Whether your course feels like a quick sprint or a year-long marathon, it’s important to check in with your learners every so often to see what their perception is of the course so far and if there are any new needs or interests that have arisen in their English learning journey. Sometimes it may feel a little uncomfortable just asking your learners for feedback out of the blue, and if your questions aren’t specific enough (“Do you like my English classes?”), you might not get any actionable feedback on how to make sure they are engaged and motivated to continue their course with you.
This presentation is very simple– it consists of 5 questions that you can ask your learners periodically to generate a dialogue that makes it easy to express what they are enjoying about class and where they might like to see changes. That last bit about making it easier to express what changes they might like to see is very important. Culture plays a big role in how people communicate and what they consider to be polite or impolite, and it can be difficult for teachers to predict or understand that dynamic at times. However, the questions in the Course Checkpoint allow you to ask about specific aspects of the course in a way that makes it easy for your students to pinpoint areas for improvement or discuss a different approach, and when a learner gives you feedback on those points, it will feel like any potential critique they make is related to the course and not to you as a teacher or their feelings toward you.
Opening up that type of conversation with your learners is a great way to help them feel that the course you’re teaching is meeting their needs, and helps keep them motivated because they have a say in what happens in their classes. It’s a great way to ensure learners keep attending class, and to book their next course or set of classes with you once the current set of hours is completed.
The best way to implement this type of check-in with your learners is to first decide how frequently you’d like to do it– it could be once per month, every quarter of the course you complete, after each test or at the end of each module you complete, etc. Decide what feels reasonable and then, when it’s time to use the Course Checkpoint tool, reserve around 15 minutes at the end of the lesson to ask these questions.
Sharing your screen, you can open the Course Checkpoint presentation and tell your learners that you’d like to get their opinions and ideas about the course so far. Let them know that you are interested in hearing their honest answers to the 5 questions on the page. Make sure you’ve got a notebook and pen handy, or use our printable graphic organizer, and hover over the first number. You can ask a learner to read it aloud and then field their answers, taking notes the entire time. Complete this step for each of the questions, asking for clarification or more information as needed. You’ll really want to take notes on what the learners say throughout the activity, so pay close attention to what they’re saying– you can do an analysis afterward.

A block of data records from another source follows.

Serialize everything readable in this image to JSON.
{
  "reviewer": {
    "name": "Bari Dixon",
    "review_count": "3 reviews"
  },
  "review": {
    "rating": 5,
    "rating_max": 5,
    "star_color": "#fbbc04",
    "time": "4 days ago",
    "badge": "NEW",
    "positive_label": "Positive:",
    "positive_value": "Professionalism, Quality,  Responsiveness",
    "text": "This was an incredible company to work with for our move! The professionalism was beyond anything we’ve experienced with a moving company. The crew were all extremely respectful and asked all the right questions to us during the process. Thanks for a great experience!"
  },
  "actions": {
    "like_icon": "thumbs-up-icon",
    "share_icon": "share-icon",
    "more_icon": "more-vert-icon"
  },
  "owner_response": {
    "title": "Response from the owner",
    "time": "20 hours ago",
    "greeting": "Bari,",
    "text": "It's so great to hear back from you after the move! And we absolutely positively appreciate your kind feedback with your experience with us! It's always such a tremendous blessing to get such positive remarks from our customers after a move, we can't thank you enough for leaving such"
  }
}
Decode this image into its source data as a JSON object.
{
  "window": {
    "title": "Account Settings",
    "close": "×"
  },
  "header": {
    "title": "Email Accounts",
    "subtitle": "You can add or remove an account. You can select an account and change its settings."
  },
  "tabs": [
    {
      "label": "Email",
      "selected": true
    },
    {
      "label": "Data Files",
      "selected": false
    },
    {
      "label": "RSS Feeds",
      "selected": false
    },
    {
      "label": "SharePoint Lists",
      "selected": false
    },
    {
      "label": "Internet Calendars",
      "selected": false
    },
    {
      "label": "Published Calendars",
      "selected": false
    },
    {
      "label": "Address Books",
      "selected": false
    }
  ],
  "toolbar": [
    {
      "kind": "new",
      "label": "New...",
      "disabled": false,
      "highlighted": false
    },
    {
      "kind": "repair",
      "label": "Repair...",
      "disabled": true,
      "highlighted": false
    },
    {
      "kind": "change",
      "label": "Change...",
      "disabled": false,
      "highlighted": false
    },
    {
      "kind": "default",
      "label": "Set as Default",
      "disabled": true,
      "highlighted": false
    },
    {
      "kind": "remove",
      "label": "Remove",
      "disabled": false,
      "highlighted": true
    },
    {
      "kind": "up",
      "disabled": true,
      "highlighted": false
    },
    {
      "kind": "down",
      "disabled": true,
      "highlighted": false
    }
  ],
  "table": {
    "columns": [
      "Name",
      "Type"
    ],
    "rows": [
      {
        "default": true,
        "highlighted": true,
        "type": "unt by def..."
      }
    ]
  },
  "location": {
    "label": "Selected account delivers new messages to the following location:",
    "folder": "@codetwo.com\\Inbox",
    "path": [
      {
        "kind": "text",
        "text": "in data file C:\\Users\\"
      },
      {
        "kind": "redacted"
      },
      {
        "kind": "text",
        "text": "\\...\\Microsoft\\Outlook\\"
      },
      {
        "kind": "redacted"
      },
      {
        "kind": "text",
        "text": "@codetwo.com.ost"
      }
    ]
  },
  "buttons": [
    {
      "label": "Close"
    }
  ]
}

After you’ve gotten them to answer the 5 questions on the page, thank your learners for sharing their feedback with you! Even if they’ve asked for changes or you don’t feel too confident after hearing some of their feedback, it’s a positive. Why? Because that feedback is going to help you shape the course into a positive experience for everyone!

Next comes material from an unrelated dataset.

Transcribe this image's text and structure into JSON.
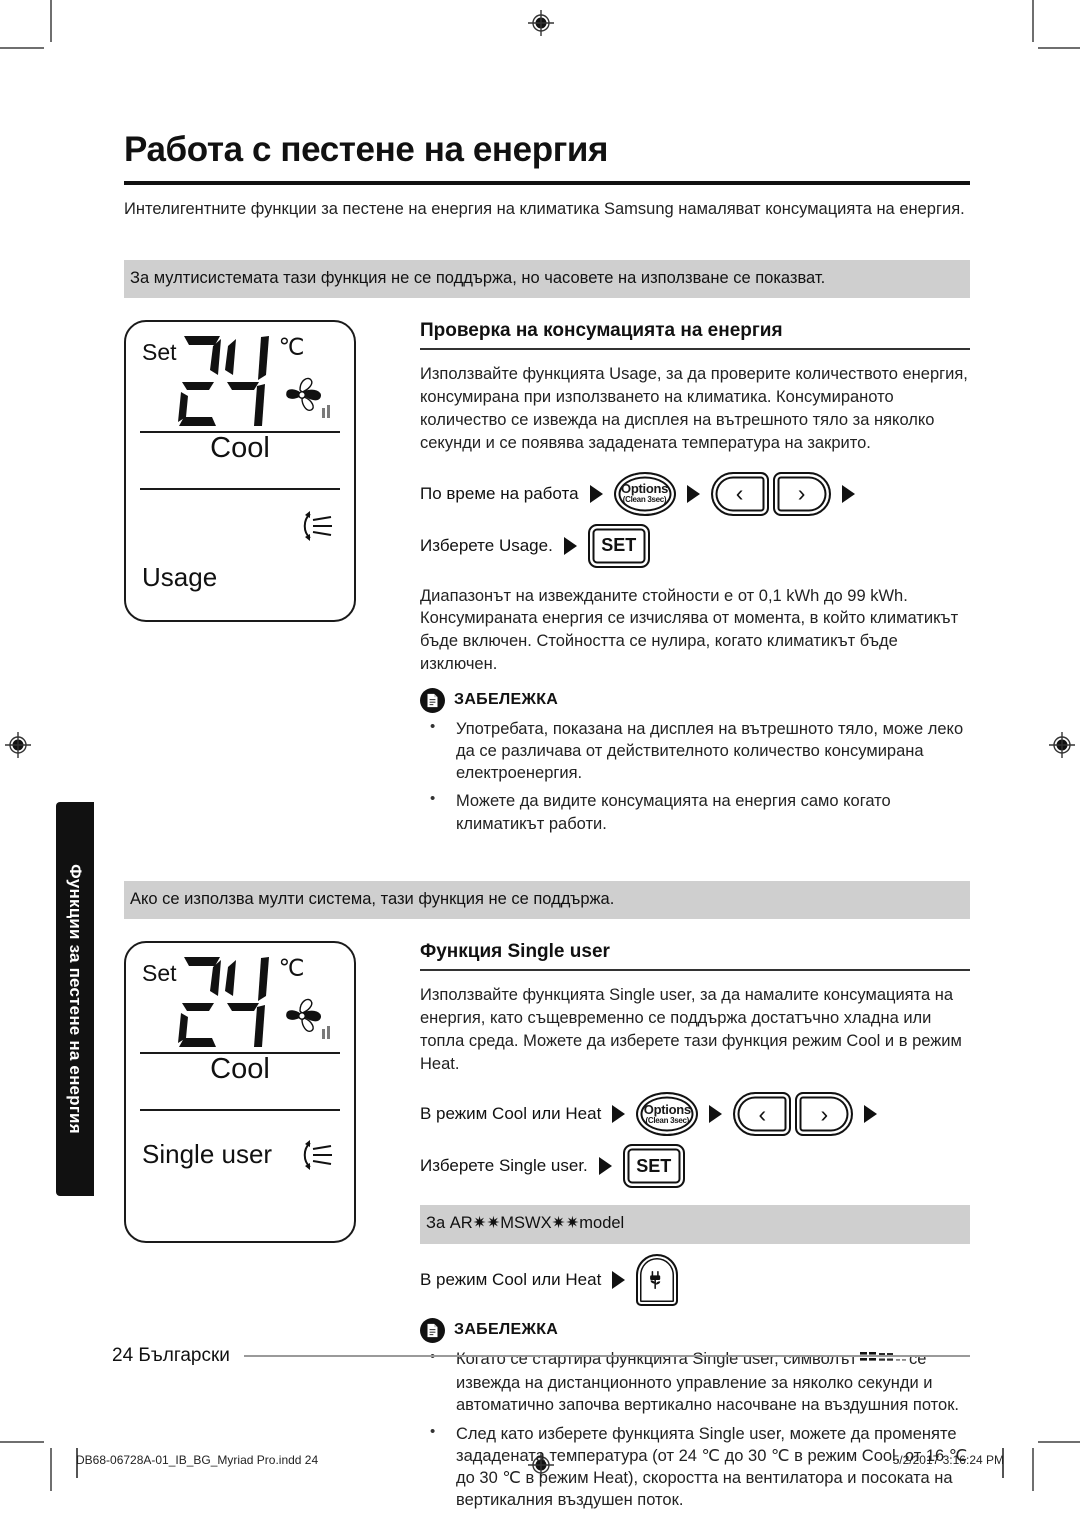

Once you’ve concluded the class with your learners and have some time to review what you wrote, have a look at your notes. Read through the answers to the questions you asked. What stands out to you? Are there any patterns? Is anything surprising to you? It might not be possible to do everything they’ve mentioned in their comments, but it’s certainly important to try to mold the course based on them.

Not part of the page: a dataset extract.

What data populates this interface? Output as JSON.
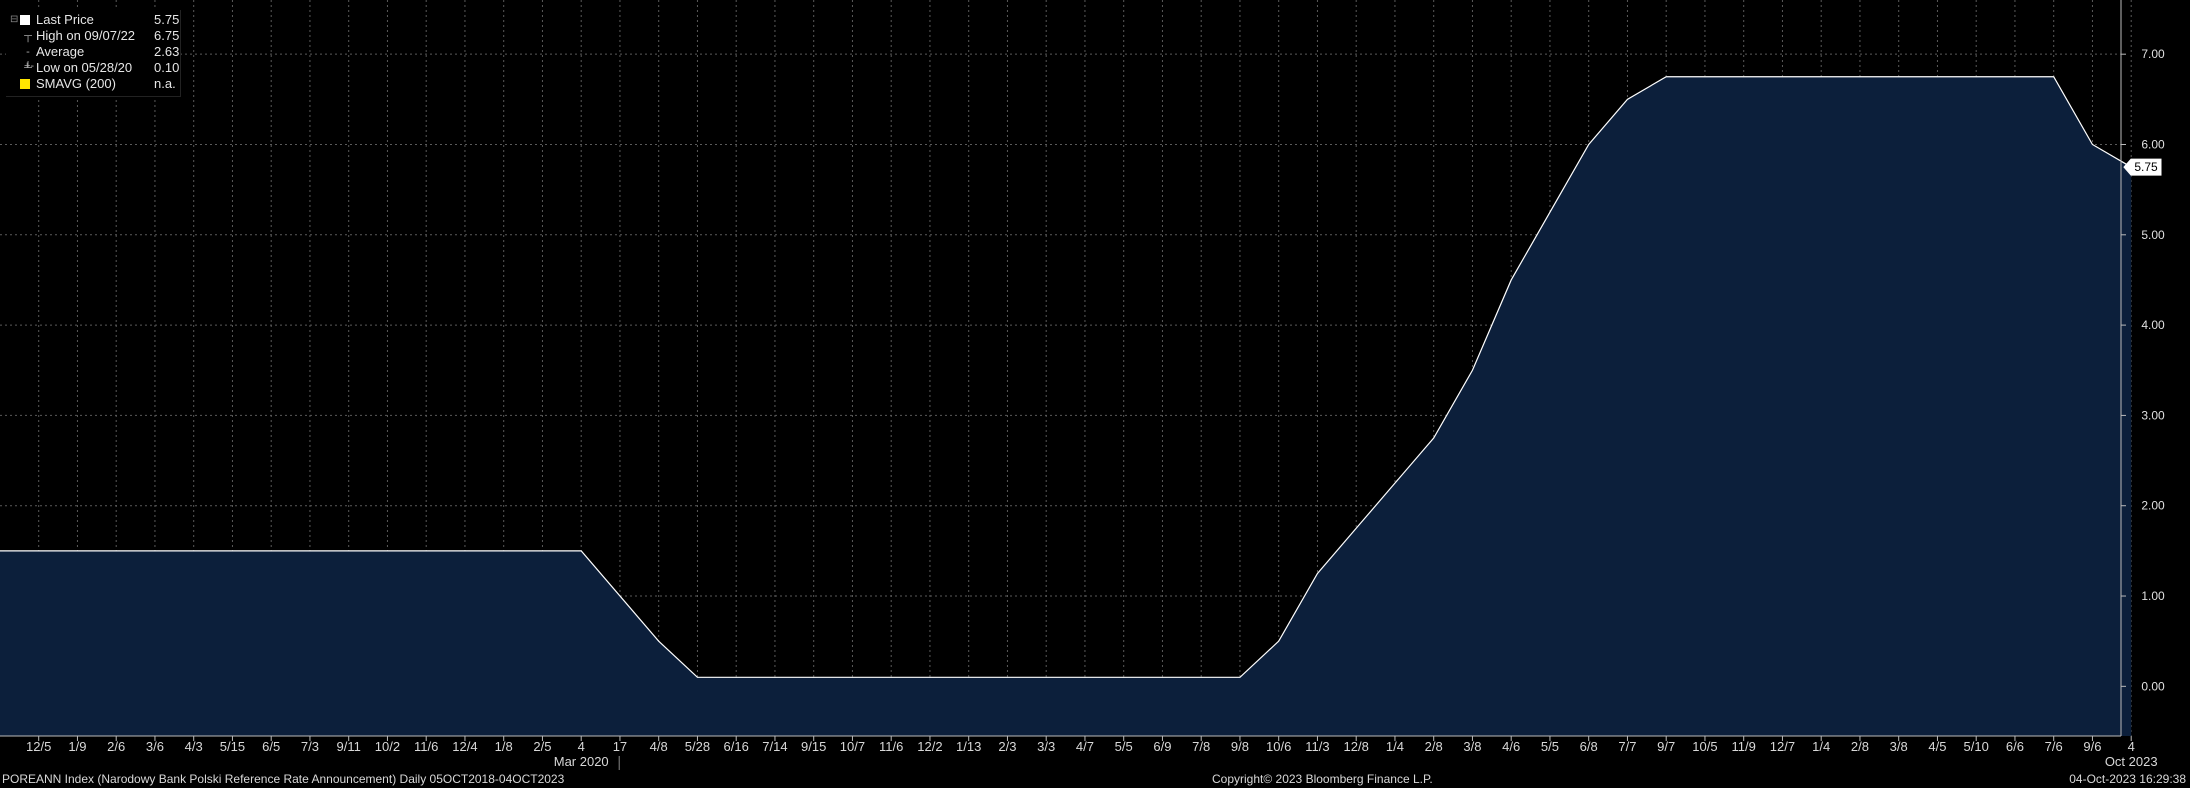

Identify the low-hanging fruit first. Did someone say that they really love when you do roleplay activities in class? That’s great! You can easily implement more of these types of activities in your lessons. Did someone request a different approach to error correction, more vocabulary to study, or to move through the content more slowly and spend more time repeating certain activities? All of those are quite easy to take into consideration in your future lessons. Once you’ve taken time to make those changes, you can think about how to address any requests that seemed a little more out-of-the-box.
It is essential that if you do the Course Checkpoint with your learners that you take their feedback into consideration and show that you are implementing their suggestions in class. The only thing worse than feeling like your course is static and that you can’t affect it in any way is being asked how you’d like it to work, and then not seeing any changes after sharing your feedback!
With regular Course Checkpoint sessions over the length of a course, you can get out ahead of learners’ frustrations, thrill them with exciting classes relevant to new or important interests and challenges, provide them with tips or self-study opportunities, and help them set their own objectives throughout the course. It’s a great way to further build rapport with your learners, keep them happy and engaged, and also to challenge yourself to approach your teaching with a focus on learners’ needs, which is what we all should be aiming for when we step into the classroom each day.